Exploring emotional literacy within settings
Starcatcher’s is Scotland’s arts and early years organisation and run inspiring creative projects across Scotland for babies, toddlers, and young children. We’re thrilled to welcome Amy Hall Gibson, Starcatchers’ Early Years Development Manager, as our guest blogger.
Starcatchers is delighted to share Wee People, Big Feelings: A Practical Guide for Early Years Practitioners, which explores the importance of story-telling and creativity in helping our youngest children express how they feel. The guide is the result of artist Skye Reynolds developing play sessions around movement and emotional regulation, with Armed Forces children in the Scots Corner Early Learning Centre near Glencorse Barracks, Penicuik.

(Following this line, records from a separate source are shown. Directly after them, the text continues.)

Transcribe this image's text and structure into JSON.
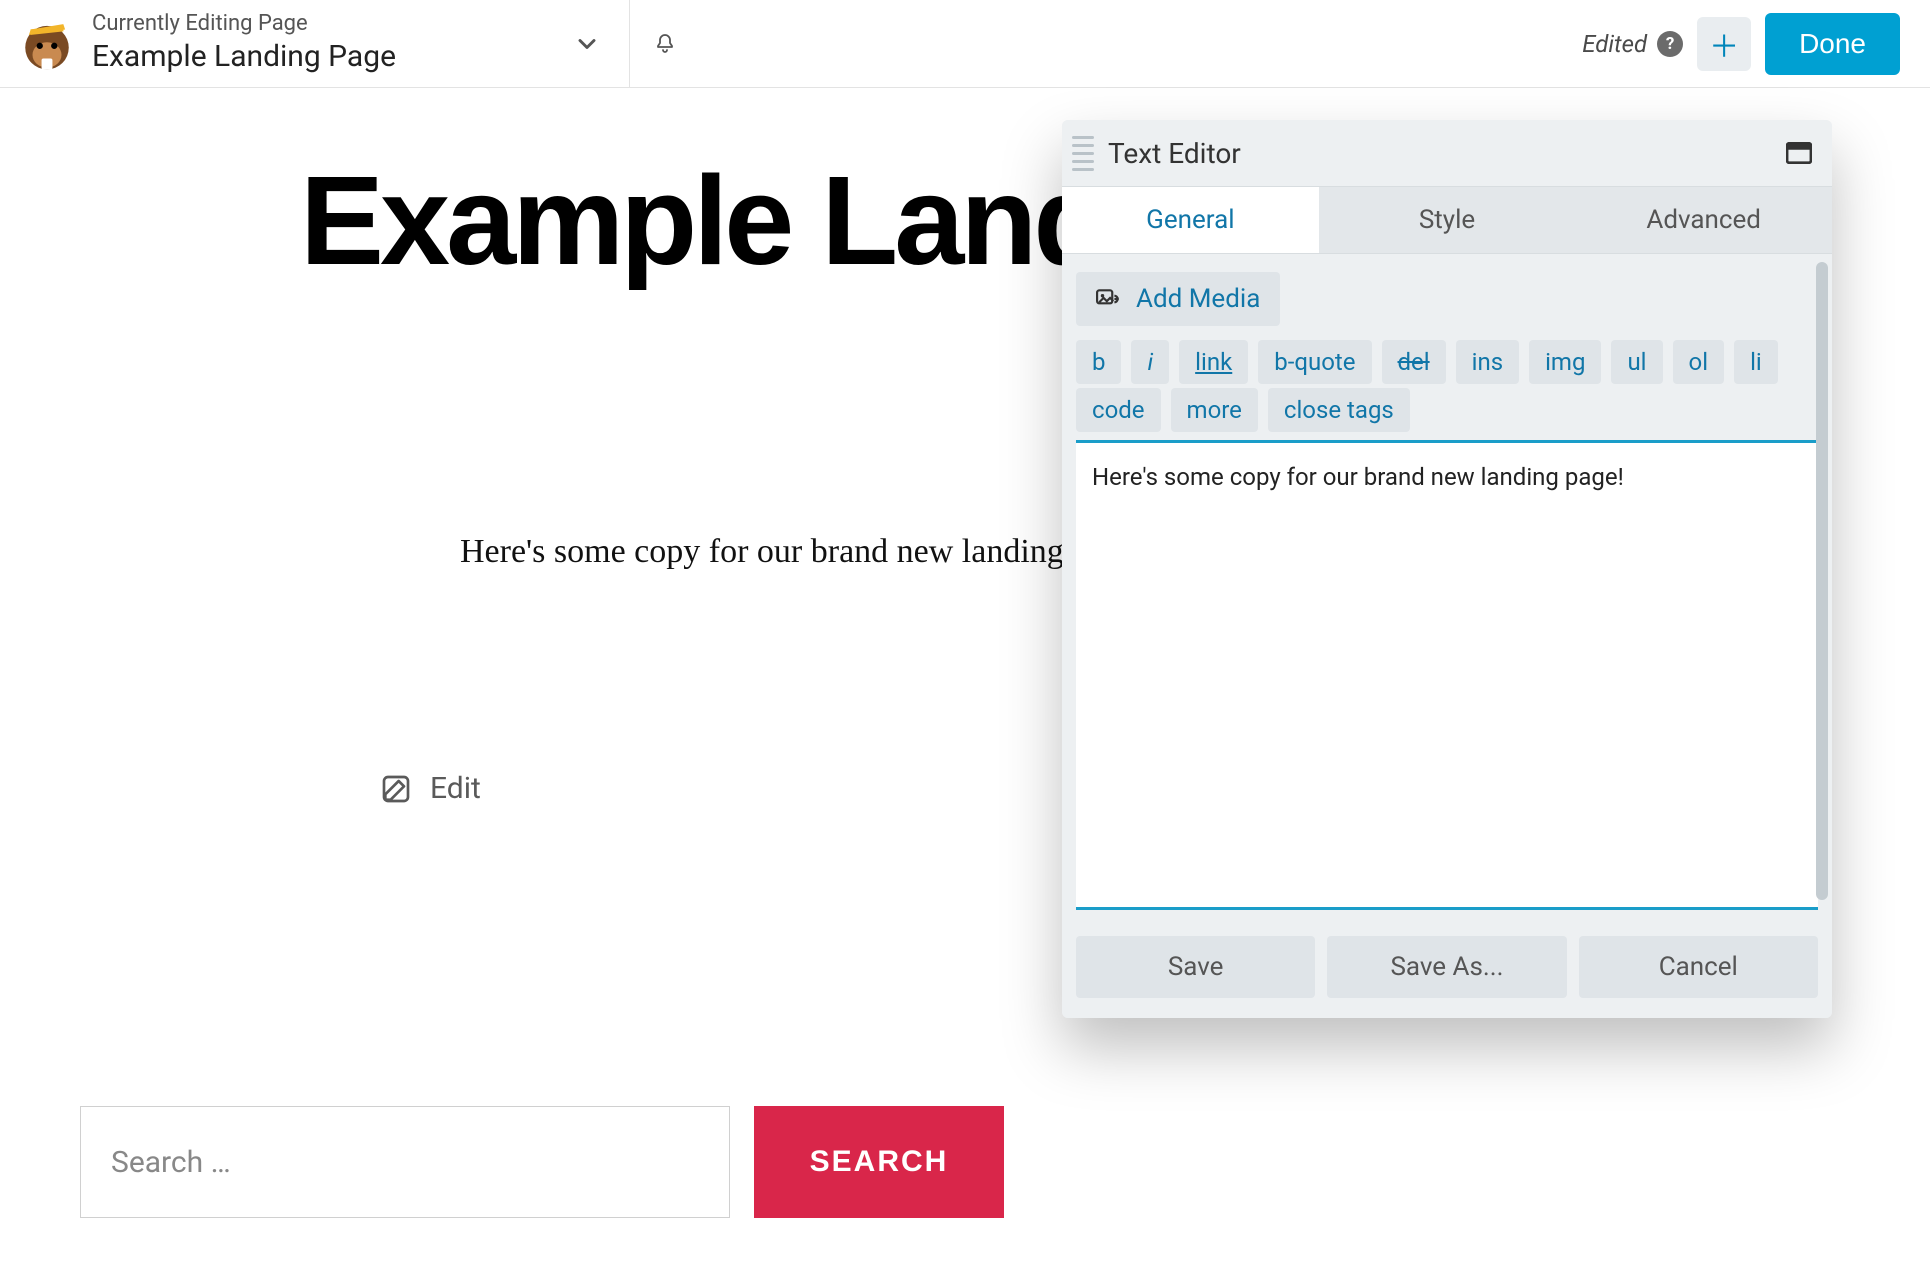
{
  "topbar": {
    "context_label": "Currently Editing Page",
    "page_title": "Example Landing Page",
    "edited_label": "Edited",
    "done_label": "Done"
  },
  "canvas": {
    "heading": "Example Landing Page",
    "copy": "Here's some copy for our brand new landing page!",
    "edit_label": "Edit",
    "search_placeholder": "Search …",
    "search_button": "SEARCH"
  },
  "panel": {
    "title": "Text Editor",
    "tabs": {
      "general": "General",
      "style": "Style",
      "advanced": "Advanced"
    },
    "add_media": "Add Media",
    "tags": {
      "b": "b",
      "i": "i",
      "link": "link",
      "bquote": "b-quote",
      "del": "del",
      "ins": "ins",
      "img": "img",
      "ul": "ul",
      "ol": "ol",
      "li": "li",
      "code": "code",
      "more": "more",
      "close": "close tags"
    },
    "editor_text": "Here's some copy for our brand new landing page!",
    "footer": {
      "save": "Save",
      "saveas": "Save As...",
      "cancel": "Cancel"
    }
  }
}
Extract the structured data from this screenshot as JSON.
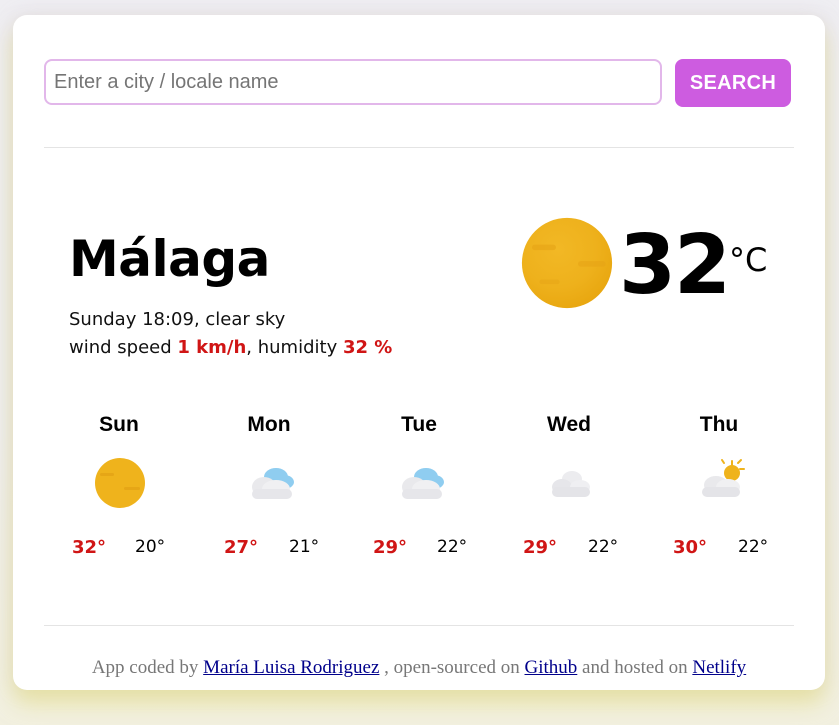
{
  "search": {
    "placeholder": "Enter a city / locale name",
    "value": "",
    "button_label": "SEARCH"
  },
  "current": {
    "city": "Málaga",
    "datetime_desc": "Sunday 18:09, clear sky",
    "wind_prefix": "wind speed ",
    "wind_value": "1 km/h",
    "humidity_prefix": ", humidity ",
    "humidity_value": "32 %",
    "temperature": "32",
    "unit": "°C",
    "icon": "sun-icon"
  },
  "forecast": [
    {
      "day": "Sun",
      "max": "32°",
      "min": "20°",
      "icon": "sun-icon"
    },
    {
      "day": "Mon",
      "max": "27°",
      "min": "21°",
      "icon": "cloud-icon"
    },
    {
      "day": "Tue",
      "max": "29°",
      "min": "22°",
      "icon": "cloud-icon"
    },
    {
      "day": "Wed",
      "max": "29°",
      "min": "22°",
      "icon": "cloud-icon"
    },
    {
      "day": "Thu",
      "max": "30°",
      "min": "22°",
      "icon": "partly-cloudy-icon"
    }
  ],
  "footer": {
    "prefix": "App coded by ",
    "author": "María Luisa Rodriguez",
    "middle": " , open-sourced on ",
    "github": "Github",
    "middle2": " and hosted on ",
    "netlify": "Netlify"
  },
  "colors": {
    "accent": "#cd5ce0",
    "highlight": "#d01515",
    "input_border": "#e2b7ea"
  }
}
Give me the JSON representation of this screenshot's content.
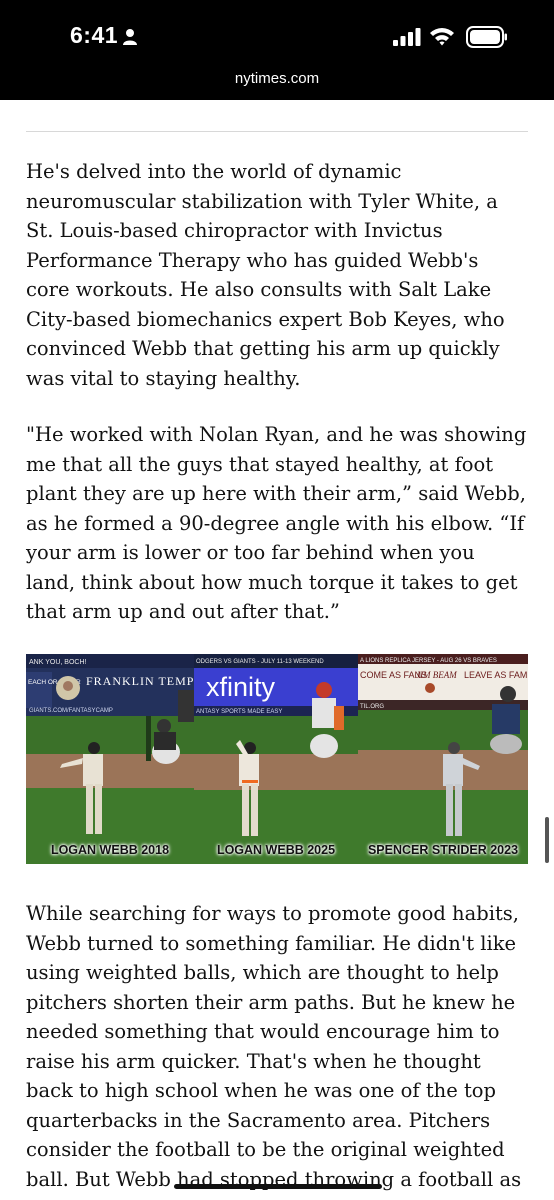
{
  "status_bar": {
    "time": "6:41",
    "icons": [
      "person-icon",
      "cellular-signal-icon",
      "wifi-icon",
      "battery-icon"
    ]
  },
  "browser": {
    "url": "nytimes.com"
  },
  "article": {
    "paragraph_1": "He's delved into the world of dynamic neuromuscular stabilization with Tyler White, a St. Louis-based chiropractor with Invictus Performance Therapy who has guided Webb's core workouts. He also consults with Salt Lake City-based biomechanics expert Bob Keyes, who convinced Webb that getting his arm up quickly was vital to staying healthy.",
    "paragraph_2": "\"He worked with Nolan Ryan, and he was showing me that all the guys that stayed healthy, at foot plant they are up here with their arm,” said Webb, as he formed a 90-degree angle with his elbow. “If your arm is lower or too far behind when you land, think about how much torque it takes to get that arm up and out after that.”",
    "paragraph_3": "While searching for ways to promote good habits, Webb turned to something familiar. He didn't like using weighted balls, which are thought to help pitchers shorten their arm paths. But he knew he needed something that would encourage him to raise his arm quicker. That's when he thought back to high school when he was one of the top quarterbacks in the Sacramento area. Pitchers consider the football to be the original weighted ball. But Webb had stopped throwing a football as"
  },
  "photo": {
    "panels": [
      {
        "caption": "LOGAN WEBB 2018",
        "signage_top": "ANK YOU, BOCH!",
        "signage_left": "EACH OR ETTER",
        "signage_brand": "FRANKLIN TEMPLETON",
        "signage_bottom": "GIANTS.COM/FANTASYCAMP"
      },
      {
        "caption": "LOGAN WEBB 2025",
        "signage_top": "ODGERS VS GIANTS - JULY 11-13 WEEKEND",
        "signage_brand": "xfinity",
        "signage_bottom": "ANTASY SPORTS MADE EASY"
      },
      {
        "caption": "SPENCER STRIDER 2023",
        "signage_top": "A LIONS REPLICA JERSEY - AUG 26 VS BRAVES",
        "signage_left": "COME AS FANS",
        "signage_brand": "JIM BEAM",
        "signage_right": "LEAVE AS FAMILY",
        "signage_bottom": "TIL.ORG"
      }
    ]
  },
  "colors": {
    "status_bar_bg": "#000000",
    "page_bg": "#ffffff",
    "body_text": "#121212",
    "xfinity_panel": "#3a3fd0",
    "grass": "#3f7a2c",
    "dirt": "#9a7358"
  }
}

Talking about your feelings can be useful, but what if you don’t have the words to describe how you’re feeling? We wanted to see if we could we use creative experiences to help wee ones with the emotional cycle of deployment.
Emotions often start in our bodies – stomachs churn, heads spin, legs are restless – long before we have the vocabulary to make sense of them. So, it made sense to look at creative movement and other non-verbal forms of self-expression. It was also important to recognise that emotional literacy – that is, the ability to recognise, understand, handle and express emotions, isn’t built in times of crisis. It’s a skill we build over time. Sometimes it’s about the chance to express how we feel in the moment so we can recognise it and process it, and sometimes it’s about getting the chance to “practice” lots of different feelings in a way that’s safe – and creative experiences offer fantastic opportunities for both.
The resources developed in the project are brought together in Wee People, Big Feelings. The guide and accompanying creative play kits share practical ideas for building emotional literacy through storytelling, movement and more. Looking through the guide, you will find pages packed with artistic solutions that offer you innovative ways of connecting with the young children you see every day in your setting.
“Wee People, Big Feelings tuned into ways wee ones express themselves and learn about the world – using bodies and faces, movement and music and stories. We listened to what they told us, both verbally and non-verbally. Emotional literacy is not built in times of crisis – storytelling, movement and imaginative play provide opportunities for wee ones to explore and understand emotions safely, at their own pace. By sharing the learning from this project, I hope we will be able to empower more early years settings and more families to do the same.”
You can access Wee People, Big Feelings: A Practical Guide for Early Years Practitioners here:
You can access the Stories and Imaginative Play Creative Play Kit here:
You can access Wee People Big Feelings report and further resources here: